*** The records Section Begins ***

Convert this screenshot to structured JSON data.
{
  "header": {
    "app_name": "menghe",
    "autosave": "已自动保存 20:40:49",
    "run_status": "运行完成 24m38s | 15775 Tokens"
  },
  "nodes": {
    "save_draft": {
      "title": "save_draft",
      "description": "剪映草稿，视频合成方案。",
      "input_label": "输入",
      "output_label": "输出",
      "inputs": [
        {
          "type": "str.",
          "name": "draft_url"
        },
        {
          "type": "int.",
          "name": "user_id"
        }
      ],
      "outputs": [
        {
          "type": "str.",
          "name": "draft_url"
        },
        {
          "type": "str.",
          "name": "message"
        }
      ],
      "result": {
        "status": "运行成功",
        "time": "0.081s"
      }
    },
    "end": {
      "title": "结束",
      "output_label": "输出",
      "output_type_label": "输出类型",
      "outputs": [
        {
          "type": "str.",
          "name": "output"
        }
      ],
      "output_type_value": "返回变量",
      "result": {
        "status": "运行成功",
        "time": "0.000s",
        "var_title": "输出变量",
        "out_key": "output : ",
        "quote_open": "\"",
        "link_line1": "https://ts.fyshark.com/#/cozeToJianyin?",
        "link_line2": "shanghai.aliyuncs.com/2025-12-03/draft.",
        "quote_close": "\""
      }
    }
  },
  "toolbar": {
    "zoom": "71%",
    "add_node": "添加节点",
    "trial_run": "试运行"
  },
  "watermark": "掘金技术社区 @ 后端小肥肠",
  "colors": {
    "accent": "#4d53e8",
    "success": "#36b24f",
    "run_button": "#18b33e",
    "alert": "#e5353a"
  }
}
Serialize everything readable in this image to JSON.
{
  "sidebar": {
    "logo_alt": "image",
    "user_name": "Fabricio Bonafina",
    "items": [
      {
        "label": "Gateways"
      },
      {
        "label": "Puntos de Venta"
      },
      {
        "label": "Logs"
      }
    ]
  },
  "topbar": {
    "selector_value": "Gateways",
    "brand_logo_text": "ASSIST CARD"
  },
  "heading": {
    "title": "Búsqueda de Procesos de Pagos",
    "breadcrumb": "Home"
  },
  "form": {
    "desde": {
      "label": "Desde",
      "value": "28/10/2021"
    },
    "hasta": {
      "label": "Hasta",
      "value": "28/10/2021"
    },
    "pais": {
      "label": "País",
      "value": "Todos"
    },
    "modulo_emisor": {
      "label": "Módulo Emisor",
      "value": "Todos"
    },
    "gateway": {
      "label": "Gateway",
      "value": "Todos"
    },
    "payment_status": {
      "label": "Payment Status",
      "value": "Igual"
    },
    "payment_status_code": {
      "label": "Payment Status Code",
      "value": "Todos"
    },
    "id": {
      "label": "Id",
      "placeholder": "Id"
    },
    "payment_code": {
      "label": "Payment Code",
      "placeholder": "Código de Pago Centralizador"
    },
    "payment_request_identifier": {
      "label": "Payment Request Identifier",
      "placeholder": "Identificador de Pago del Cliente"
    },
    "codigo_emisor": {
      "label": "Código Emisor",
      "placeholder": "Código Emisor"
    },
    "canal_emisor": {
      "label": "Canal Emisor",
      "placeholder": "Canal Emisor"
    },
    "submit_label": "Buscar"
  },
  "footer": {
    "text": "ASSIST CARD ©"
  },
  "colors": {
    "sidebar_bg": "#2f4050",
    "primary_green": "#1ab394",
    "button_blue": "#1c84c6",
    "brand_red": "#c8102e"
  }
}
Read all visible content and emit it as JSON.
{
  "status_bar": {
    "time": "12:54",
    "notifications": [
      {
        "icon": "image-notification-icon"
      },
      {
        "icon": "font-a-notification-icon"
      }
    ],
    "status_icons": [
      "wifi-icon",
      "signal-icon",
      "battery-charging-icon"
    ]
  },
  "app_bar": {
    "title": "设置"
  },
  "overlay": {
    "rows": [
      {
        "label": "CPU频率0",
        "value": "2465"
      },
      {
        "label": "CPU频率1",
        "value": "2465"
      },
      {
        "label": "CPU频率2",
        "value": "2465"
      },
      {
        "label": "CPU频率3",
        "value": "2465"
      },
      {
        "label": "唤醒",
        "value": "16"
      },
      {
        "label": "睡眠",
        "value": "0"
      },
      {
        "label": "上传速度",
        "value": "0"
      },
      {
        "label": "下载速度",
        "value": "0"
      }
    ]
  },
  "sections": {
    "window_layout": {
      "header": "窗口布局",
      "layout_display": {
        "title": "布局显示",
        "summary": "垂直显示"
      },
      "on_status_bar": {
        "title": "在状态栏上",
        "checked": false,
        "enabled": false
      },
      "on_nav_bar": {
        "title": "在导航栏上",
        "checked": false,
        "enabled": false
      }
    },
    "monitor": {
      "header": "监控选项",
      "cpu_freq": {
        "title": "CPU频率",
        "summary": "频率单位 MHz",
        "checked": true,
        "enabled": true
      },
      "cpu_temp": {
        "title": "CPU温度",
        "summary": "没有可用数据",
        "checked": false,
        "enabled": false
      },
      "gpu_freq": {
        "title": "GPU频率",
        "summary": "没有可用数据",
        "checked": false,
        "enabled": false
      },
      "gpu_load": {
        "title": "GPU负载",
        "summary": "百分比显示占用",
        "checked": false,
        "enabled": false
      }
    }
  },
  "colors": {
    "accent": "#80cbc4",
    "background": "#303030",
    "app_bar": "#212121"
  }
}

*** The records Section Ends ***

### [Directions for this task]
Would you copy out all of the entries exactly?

### [Result]
Convert this screenshot to structured JSON data.
{
  "header": {
    "app_name": "menghe",
    "autosave": "已自动保存 20:40:49",
    "run_status": "运行完成 24m38s | 15775 Tokens"
  },
  "nodes": {
    "save_draft": {
      "title": "save_draft",
      "description": "剪映草稿，视频合成方案。",
      "input_label": "输入",
      "output_label": "输出",
      "inputs": [
        {
          "type": "str.",
          "name": "draft_url"
        },
        {
          "type": "int.",
          "name": "user_id"
        }
      ],
      "outputs": [
        {
          "type": "str.",
          "name": "draft_url"
        },
        {
          "type": "str.",
          "name": "message"
        }
      ],
      "result": {
        "status": "运行成功",
        "time": "0.081s"
      }
    },
    "end": {
      "title": "结束",
      "output_label": "输出",
      "output_type_label": "输出类型",
      "outputs": [
        {
          "type": "str.",
          "name": "output"
        }
      ],
      "output_type_value": "返回变量",
      "result": {
        "status": "运行成功",
        "time": "0.000s",
        "var_title": "输出变量",
        "out_key": "output : ",
        "quote_open": "\"",
        "link_line1": "https://ts.fyshark.com/#/cozeToJianyin?",
        "link_line2": "shanghai.aliyuncs.com/2025-12-03/draft.",
        "quote_close": "\""
      }
    }
  },
  "toolbar": {
    "zoom": "71%",
    "add_node": "添加节点",
    "trial_run": "试运行"
  },
  "watermark": "掘金技术社区 @ 后端小肥肠",
  "colors": {
    "accent": "#4d53e8",
    "success": "#36b24f",
    "run_button": "#18b33e",
    "alert": "#e5353a"
  }
}
Serialize everything readable in this image to JSON.
{
  "sidebar": {
    "logo_alt": "image",
    "user_name": "Fabricio Bonafina",
    "items": [
      {
        "label": "Gateways"
      },
      {
        "label": "Puntos de Venta"
      },
      {
        "label": "Logs"
      }
    ]
  },
  "topbar": {
    "selector_value": "Gateways",
    "brand_logo_text": "ASSIST CARD"
  },
  "heading": {
    "title": "Búsqueda de Procesos de Pagos",
    "breadcrumb": "Home"
  },
  "form": {
    "desde": {
      "label": "Desde",
      "value": "28/10/2021"
    },
    "hasta": {
      "label": "Hasta",
      "value": "28/10/2021"
    },
    "pais": {
      "label": "País",
      "value": "Todos"
    },
    "modulo_emisor": {
      "label": "Módulo Emisor",
      "value": "Todos"
    },
    "gateway": {
      "label": "Gateway",
      "value": "Todos"
    },
    "payment_status": {
      "label": "Payment Status",
      "value": "Igual"
    },
    "payment_status_code": {
      "label": "Payment Status Code",
      "value": "Todos"
    },
    "id": {
      "label": "Id",
      "placeholder": "Id"
    },
    "payment_code": {
      "label": "Payment Code",
      "placeholder": "Código de Pago Centralizador"
    },
    "payment_request_identifier": {
      "label": "Payment Request Identifier",
      "placeholder": "Identificador de Pago del Cliente"
    },
    "codigo_emisor": {
      "label": "Código Emisor",
      "placeholder": "Código Emisor"
    },
    "canal_emisor": {
      "label": "Canal Emisor",
      "placeholder": "Canal Emisor"
    },
    "submit_label": "Buscar"
  },
  "footer": {
    "text": "ASSIST CARD ©"
  },
  "colors": {
    "sidebar_bg": "#2f4050",
    "primary_green": "#1ab394",
    "button_blue": "#1c84c6",
    "brand_red": "#c8102e"
  }
}
Read all visible content and emit it as JSON.
{
  "status_bar": {
    "time": "12:54",
    "notifications": [
      {
        "icon": "image-notification-icon"
      },
      {
        "icon": "font-a-notification-icon"
      }
    ],
    "status_icons": [
      "wifi-icon",
      "signal-icon",
      "battery-charging-icon"
    ]
  },
  "app_bar": {
    "title": "设置"
  },
  "overlay": {
    "rows": [
      {
        "label": "CPU频率0",
        "value": "2465"
      },
      {
        "label": "CPU频率1",
        "value": "2465"
      },
      {
        "label": "CPU频率2",
        "value": "2465"
      },
      {
        "label": "CPU频率3",
        "value": "2465"
      },
      {
        "label": "唤醒",
        "value": "16"
      },
      {
        "label": "睡眠",
        "value": "0"
      },
      {
        "label": "上传速度",
        "value": "0"
      },
      {
        "label": "下载速度",
        "value": "0"
      }
    ]
  },
  "sections": {
    "window_layout": {
      "header": "窗口布局",
      "layout_display": {
        "title": "布局显示",
        "summary": "垂直显示"
      },
      "on_status_bar": {
        "title": "在状态栏上",
        "checked": false,
        "enabled": false
      },
      "on_nav_bar": {
        "title": "在导航栏上",
        "checked": false,
        "enabled": false
      }
    },
    "monitor": {
      "header": "监控选项",
      "cpu_freq": {
        "title": "CPU频率",
        "summary": "频率单位 MHz",
        "checked": true,
        "enabled": true
      },
      "cpu_temp": {
        "title": "CPU温度",
        "summary": "没有可用数据",
        "checked": false,
        "enabled": false
      },
      "gpu_freq": {
        "title": "GPU频率",
        "summary": "没有可用数据",
        "checked": false,
        "enabled": false
      },
      "gpu_load": {
        "title": "GPU负载",
        "summary": "百分比显示占用",
        "checked": false,
        "enabled": false
      }
    }
  },
  "colors": {
    "accent": "#80cbc4",
    "background": "#303030",
    "app_bar": "#212121"
  }
}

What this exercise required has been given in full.